Fry, D., McCoy, A., & Swales, D. (2012). The Consequences of Maltreatment on Children’s Lives: A Systematic Review of Data From East Asia and Pacific Region. Trauma, Violence & Abuse, 13(4), 209-233. doi:10.1177/1524838012455873
Neela Dabir, & Mohua Nigudkar. (2007). Child Abuse: Confronting Reality. Economic and Political Weekly, 42(27/28), 2863-2866. Retrieved from http://www.jstor.org.byuh.idm.oclc.org/stable/4419782

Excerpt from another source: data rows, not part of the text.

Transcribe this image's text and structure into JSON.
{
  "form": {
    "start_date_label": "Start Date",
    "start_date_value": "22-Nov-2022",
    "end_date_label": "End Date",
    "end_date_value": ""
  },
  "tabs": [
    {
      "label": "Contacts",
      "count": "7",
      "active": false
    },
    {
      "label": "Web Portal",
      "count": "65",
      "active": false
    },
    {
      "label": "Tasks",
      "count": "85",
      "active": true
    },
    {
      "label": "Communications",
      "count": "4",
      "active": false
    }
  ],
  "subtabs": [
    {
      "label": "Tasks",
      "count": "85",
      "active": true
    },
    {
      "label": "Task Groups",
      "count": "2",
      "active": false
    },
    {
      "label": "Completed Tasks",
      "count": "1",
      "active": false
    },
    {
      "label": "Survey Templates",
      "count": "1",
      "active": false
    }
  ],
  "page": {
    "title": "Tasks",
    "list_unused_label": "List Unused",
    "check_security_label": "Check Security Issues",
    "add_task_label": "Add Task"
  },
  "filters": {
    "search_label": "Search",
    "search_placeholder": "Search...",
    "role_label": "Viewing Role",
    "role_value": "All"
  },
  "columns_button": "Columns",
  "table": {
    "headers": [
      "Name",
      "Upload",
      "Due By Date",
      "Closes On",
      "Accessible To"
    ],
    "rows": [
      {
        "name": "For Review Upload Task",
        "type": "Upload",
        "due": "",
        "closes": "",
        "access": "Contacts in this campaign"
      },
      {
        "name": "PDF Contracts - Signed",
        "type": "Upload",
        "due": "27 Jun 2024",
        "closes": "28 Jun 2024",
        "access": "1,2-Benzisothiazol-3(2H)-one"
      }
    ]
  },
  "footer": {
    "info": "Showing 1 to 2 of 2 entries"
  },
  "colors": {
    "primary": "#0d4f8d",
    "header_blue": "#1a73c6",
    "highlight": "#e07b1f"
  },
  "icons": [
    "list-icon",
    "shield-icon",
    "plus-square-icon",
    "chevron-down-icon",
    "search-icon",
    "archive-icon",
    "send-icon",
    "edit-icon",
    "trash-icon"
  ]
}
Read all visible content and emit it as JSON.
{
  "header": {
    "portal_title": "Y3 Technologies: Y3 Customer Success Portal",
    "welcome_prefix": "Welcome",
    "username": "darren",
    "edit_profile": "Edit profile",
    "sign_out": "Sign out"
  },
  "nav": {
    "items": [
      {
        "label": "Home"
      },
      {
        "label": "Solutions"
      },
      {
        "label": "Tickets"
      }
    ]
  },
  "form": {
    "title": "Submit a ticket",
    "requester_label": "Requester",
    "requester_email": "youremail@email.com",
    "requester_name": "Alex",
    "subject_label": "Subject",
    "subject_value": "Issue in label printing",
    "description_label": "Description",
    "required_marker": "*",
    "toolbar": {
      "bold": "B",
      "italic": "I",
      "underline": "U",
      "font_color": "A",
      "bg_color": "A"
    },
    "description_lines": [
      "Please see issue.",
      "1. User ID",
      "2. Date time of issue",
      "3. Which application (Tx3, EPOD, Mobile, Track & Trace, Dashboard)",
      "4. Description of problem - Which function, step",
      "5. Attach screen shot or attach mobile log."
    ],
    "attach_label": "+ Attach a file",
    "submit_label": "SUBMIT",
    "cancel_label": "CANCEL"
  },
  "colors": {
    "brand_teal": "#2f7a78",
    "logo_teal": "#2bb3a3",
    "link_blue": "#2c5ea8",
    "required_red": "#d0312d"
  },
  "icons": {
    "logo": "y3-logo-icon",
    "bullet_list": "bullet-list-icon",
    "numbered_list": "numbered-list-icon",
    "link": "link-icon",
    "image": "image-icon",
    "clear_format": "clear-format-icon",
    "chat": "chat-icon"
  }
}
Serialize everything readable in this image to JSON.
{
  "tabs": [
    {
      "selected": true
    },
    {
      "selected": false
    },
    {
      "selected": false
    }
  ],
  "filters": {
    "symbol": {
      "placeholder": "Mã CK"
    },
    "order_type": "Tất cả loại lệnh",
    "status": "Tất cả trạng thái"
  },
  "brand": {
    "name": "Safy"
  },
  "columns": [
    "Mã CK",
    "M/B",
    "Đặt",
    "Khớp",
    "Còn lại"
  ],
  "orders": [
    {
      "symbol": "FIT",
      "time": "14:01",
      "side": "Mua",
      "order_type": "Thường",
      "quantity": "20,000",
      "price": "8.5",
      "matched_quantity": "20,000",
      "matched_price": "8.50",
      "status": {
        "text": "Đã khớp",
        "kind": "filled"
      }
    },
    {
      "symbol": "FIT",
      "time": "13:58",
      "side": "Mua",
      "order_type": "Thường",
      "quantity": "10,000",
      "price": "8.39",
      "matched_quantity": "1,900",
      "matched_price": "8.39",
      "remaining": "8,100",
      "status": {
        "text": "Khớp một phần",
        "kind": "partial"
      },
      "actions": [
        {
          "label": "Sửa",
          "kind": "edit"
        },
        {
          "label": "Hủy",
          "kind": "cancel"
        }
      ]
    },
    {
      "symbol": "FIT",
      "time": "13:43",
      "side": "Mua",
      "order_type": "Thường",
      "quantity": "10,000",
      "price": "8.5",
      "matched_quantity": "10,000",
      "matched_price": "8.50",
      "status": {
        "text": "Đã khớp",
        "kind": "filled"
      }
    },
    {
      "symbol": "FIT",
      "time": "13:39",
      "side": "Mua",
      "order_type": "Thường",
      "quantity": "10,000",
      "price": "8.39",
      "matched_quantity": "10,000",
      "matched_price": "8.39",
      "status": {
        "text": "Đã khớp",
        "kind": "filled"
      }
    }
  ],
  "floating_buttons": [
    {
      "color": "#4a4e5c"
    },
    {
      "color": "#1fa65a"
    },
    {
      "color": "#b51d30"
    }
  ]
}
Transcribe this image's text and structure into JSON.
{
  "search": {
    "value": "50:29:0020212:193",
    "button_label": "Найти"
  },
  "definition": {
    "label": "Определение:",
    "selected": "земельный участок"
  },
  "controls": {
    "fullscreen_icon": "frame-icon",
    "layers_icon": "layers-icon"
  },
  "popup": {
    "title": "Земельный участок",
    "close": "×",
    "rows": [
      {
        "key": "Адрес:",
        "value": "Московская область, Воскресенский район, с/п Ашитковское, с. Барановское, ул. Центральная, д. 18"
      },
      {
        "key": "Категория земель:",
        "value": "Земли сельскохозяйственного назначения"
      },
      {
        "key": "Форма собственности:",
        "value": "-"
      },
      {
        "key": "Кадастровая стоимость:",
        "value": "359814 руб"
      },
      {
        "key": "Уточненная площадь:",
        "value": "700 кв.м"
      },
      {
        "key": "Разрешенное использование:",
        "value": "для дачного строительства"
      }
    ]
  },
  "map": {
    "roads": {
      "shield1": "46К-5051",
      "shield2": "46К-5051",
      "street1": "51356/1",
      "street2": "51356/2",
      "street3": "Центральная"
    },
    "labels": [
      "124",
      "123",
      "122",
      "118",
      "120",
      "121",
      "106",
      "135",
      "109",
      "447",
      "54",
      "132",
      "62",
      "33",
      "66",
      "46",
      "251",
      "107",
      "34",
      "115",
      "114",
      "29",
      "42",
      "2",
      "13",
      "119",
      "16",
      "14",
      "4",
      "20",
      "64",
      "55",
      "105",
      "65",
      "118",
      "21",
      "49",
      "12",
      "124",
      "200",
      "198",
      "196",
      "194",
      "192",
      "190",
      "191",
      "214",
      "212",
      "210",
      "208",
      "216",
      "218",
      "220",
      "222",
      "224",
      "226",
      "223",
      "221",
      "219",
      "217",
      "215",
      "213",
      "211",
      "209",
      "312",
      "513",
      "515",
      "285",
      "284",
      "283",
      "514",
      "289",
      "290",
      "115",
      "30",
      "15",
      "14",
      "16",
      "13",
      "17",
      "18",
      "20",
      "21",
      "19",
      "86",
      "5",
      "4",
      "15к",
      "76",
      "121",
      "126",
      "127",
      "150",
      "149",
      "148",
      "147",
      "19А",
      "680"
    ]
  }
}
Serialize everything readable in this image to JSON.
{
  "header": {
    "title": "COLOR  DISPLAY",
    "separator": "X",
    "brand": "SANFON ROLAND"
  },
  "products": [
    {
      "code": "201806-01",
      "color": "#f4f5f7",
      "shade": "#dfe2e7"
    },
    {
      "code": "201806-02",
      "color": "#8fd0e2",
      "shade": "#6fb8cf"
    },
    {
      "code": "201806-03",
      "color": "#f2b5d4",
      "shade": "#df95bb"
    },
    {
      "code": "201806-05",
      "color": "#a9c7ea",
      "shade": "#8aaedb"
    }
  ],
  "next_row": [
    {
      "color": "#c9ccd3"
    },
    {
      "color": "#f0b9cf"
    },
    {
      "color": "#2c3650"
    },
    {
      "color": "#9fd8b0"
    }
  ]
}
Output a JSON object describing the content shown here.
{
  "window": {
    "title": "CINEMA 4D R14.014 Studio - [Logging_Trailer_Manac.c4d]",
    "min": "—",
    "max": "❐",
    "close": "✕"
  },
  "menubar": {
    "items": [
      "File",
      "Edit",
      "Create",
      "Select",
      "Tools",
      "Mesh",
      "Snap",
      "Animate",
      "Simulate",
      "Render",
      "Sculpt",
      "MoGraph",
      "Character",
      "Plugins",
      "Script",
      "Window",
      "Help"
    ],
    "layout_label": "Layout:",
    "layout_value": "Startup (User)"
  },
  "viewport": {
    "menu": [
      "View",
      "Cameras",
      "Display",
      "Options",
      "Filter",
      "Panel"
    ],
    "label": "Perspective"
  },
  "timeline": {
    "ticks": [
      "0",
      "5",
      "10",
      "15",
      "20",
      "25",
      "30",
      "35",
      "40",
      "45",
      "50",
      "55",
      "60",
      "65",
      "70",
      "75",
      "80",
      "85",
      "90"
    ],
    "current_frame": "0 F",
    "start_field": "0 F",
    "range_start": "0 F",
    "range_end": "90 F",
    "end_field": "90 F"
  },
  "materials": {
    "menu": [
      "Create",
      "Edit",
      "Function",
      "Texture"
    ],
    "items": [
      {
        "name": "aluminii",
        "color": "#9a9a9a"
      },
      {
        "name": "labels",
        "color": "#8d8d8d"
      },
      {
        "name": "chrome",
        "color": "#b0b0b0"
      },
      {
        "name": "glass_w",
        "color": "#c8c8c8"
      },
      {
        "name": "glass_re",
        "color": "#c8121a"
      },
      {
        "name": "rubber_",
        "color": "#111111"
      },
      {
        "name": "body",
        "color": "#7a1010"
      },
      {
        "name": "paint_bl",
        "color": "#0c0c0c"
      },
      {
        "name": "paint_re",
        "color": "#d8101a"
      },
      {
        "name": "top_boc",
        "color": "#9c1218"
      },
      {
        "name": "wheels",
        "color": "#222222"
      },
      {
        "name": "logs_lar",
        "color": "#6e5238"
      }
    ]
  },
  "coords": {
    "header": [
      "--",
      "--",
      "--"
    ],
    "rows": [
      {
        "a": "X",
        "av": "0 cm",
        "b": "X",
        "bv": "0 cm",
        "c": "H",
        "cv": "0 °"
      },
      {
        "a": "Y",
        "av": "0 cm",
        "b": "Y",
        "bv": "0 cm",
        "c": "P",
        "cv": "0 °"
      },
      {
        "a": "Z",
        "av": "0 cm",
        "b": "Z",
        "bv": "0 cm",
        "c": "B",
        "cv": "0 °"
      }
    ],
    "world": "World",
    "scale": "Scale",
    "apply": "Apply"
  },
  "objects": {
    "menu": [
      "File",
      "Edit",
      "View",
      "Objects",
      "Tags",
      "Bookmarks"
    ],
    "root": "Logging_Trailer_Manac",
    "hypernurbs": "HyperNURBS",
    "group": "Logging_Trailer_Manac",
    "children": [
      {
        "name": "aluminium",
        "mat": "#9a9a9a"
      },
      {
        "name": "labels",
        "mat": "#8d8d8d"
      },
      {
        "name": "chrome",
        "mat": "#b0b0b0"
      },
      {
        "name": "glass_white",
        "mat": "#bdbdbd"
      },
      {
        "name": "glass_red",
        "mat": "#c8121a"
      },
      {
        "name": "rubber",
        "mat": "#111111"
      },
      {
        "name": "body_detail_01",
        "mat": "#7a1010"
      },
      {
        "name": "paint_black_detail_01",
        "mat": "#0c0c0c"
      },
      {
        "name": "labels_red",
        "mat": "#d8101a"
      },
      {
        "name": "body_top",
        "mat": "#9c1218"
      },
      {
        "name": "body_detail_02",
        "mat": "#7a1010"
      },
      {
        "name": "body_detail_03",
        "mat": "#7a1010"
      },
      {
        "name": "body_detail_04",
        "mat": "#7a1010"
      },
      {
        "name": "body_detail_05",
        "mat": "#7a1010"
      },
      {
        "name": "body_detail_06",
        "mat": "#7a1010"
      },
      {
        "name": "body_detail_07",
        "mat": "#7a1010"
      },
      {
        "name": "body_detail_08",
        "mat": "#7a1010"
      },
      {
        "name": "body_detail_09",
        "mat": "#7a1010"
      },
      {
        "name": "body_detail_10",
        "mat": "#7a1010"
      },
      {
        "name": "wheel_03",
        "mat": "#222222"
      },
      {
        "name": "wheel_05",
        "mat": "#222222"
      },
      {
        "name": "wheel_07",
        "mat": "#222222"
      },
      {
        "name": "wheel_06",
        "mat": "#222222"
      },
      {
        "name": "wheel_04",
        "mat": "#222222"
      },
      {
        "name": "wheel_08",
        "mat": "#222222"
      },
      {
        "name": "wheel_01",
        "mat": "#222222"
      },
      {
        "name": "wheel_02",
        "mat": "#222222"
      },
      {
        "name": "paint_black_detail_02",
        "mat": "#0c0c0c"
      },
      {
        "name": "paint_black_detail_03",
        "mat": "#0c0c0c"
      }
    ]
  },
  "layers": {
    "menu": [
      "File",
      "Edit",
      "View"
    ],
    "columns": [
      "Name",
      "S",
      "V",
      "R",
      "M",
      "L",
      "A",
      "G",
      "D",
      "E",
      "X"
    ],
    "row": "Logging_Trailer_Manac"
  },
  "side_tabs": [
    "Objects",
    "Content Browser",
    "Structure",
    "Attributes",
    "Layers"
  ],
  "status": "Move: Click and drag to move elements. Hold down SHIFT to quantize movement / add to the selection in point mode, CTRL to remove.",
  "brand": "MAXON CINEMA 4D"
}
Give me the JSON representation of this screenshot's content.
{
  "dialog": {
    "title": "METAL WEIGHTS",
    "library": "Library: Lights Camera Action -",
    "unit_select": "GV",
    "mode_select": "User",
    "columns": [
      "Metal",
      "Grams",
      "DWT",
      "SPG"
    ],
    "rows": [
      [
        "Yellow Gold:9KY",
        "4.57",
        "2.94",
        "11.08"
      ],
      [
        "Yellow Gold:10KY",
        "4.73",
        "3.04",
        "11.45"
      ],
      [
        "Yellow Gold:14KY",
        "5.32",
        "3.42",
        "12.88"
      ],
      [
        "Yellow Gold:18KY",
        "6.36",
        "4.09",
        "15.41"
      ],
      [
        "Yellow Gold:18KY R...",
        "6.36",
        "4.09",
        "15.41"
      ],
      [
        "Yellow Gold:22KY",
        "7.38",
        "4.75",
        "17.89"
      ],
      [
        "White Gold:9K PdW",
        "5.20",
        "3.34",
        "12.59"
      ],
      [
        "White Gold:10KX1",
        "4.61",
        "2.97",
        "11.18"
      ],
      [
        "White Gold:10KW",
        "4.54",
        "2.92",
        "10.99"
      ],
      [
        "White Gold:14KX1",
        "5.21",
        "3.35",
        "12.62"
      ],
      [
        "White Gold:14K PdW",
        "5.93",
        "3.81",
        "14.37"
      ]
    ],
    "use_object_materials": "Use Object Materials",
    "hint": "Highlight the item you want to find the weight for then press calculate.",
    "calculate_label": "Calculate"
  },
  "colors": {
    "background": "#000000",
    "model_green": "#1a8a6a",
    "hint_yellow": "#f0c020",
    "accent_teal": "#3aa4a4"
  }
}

Paterson, J., Fairbairn-Dunlop, P., Esther, T. C., & Schluter, P. J. (2007). Maternal childhood parental abuse history and current intimate partner violence: Data from the Pacific islands families study. Violence and Victims, 22(4), 474-88. Retrieved from https://search-proquest-com.byuh.idm.oclc.org/docview/208556625?accountid=9816
Xiangming Fang, Deborah A. Fry, Derek S. Brown, James A. Mercy, Michael P. Dunne, Alexander R. Butchart, Phaedra S. Corso, Kateryna Maynzyuk, Yuriy Dzhygyr, Yu Chen, Amalee McCoy, Diane M. Swales, The burden of child maltreatment in the East Asia and Pacific region, In Child Abuse & Neglect, Volume 42, 2015, Pages 146-162, ISSN 0145-2134, https://doi.org/10.1016/j.chiabu.2015.02.012